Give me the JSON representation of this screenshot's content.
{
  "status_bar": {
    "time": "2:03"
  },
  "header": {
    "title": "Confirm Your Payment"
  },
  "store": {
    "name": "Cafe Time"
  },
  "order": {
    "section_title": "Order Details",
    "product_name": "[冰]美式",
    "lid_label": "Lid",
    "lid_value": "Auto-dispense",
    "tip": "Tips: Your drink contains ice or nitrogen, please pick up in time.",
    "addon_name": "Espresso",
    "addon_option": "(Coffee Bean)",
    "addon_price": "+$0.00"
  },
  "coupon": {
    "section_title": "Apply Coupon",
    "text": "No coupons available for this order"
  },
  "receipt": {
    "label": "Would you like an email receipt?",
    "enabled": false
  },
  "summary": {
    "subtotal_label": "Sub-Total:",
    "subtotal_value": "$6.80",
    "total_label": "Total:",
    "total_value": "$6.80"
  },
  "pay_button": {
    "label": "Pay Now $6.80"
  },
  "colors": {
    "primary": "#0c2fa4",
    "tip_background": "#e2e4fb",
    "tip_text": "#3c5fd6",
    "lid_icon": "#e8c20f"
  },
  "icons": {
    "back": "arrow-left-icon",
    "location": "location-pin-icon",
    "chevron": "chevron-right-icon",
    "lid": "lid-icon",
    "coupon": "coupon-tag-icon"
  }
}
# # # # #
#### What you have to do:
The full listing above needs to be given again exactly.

#### Solution:
Give me the JSON representation of this screenshot's content.
{
  "status_bar": {
    "time": "2:03"
  },
  "header": {
    "title": "Confirm Your Payment"
  },
  "store": {
    "name": "Cafe Time"
  },
  "order": {
    "section_title": "Order Details",
    "product_name": "[冰]美式",
    "lid_label": "Lid",
    "lid_value": "Auto-dispense",
    "tip": "Tips: Your drink contains ice or nitrogen, please pick up in time.",
    "addon_name": "Espresso",
    "addon_option": "(Coffee Bean)",
    "addon_price": "+$0.00"
  },
  "coupon": {
    "section_title": "Apply Coupon",
    "text": "No coupons available for this order"
  },
  "receipt": {
    "label": "Would you like an email receipt?",
    "enabled": false
  },
  "summary": {
    "subtotal_label": "Sub-Total:",
    "subtotal_value": "$6.80",
    "total_label": "Total:",
    "total_value": "$6.80"
  },
  "pay_button": {
    "label": "Pay Now $6.80"
  },
  "colors": {
    "primary": "#0c2fa4",
    "tip_background": "#e2e4fb",
    "tip_text": "#3c5fd6",
    "lid_icon": "#e8c20f"
  },
  "icons": {
    "back": "arrow-left-icon",
    "location": "location-pin-icon",
    "chevron": "chevron-right-icon",
    "lid": "lid-icon",
    "coupon": "coupon-tag-icon"
  }
}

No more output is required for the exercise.